  • the interview process starts when the candidate says hello to the receptionist, is introduced to co workers at different levels and meets managers on a one to one basis before formal panel interview. views are collated and put to the panel before final decision is made. used for years by Camden L B and called group assessment. objective is to reduces bias.

  • Hi Rachel - If you would like to email us at pmeditorial@haymarket.com, we can put you in touch with the organisation which ran the survey.

  • As a HR Manager who has recently - and repeatedly - been subject to bias, I'm here to dispute your comment, Caroline. I'm highly qualified and experienced and the only roles that I have have been successful in applying for in the last 5 years were both males who employed me. I realise that leaves hanging in the room the smell of bias from my female colleagues; however, I can substantiate that with the number of interviews and rejections I've had. Recently, I applied for a senior role in a well known bank. I went through a number of assessments pre-interview and completed them successfully. At my interview, I gave good examples and was told as much. Still no role. There IS bias and discrimination within HR and until HR learns to employ people that can do the role - but they don't necessarily relate to, or feel 'threatened' by, then surveys like this reveal a wicked truth. By the way, I have ASD. That doesn't appear to have gone down too well either.

  • Could you give us a link to the actual survey details? Thanks.

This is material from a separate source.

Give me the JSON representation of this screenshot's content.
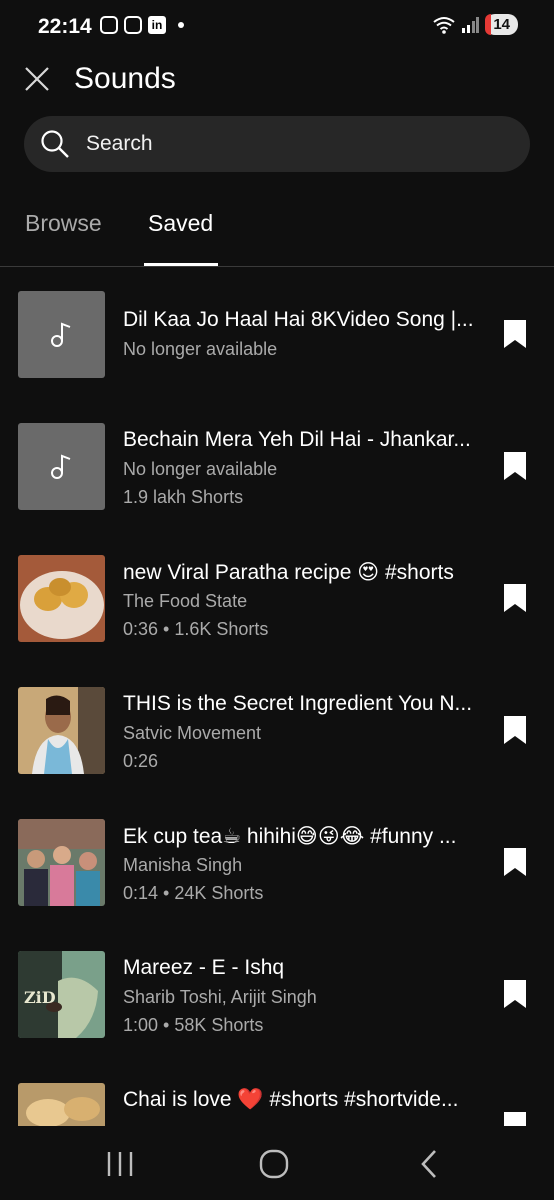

  • Thirty-five years ago when I first started in HR - it was personnel then, I was a young girl excited about the change I would be making in the world of work. I was joining the then controversial "Equal Opportunities Unit" in then former GLC. It was controversial because we were working on an initiative that challenged bias and prejudice on a large scale and we were selling it to employers in London. One of the first things we did was introduce equalities monitoring. We also used existing legislation and the London and UK census to spearhead the fact that we wanted to recruit people that reflected the community we served. Today equalities monitoring is mainstream and equalities forms part of most employer procedures. However I am not naive enough to believe that all employers act ethically. So many years later when I am veteran for Diversity & Inclusion in my HR career and where equalities and non discriminatory practice is outlawed via the Equalities Act - discrimination is still alive and is festering as a hidden monster in the UK economy. If the very people who are the guardians of diversity and equality are failing - Woe Betide Us All!!!. For all my fellow HR Managers out there - please write to rebut the claim that you are biased and morally rephrenhensible? - Our profession needs to be defended.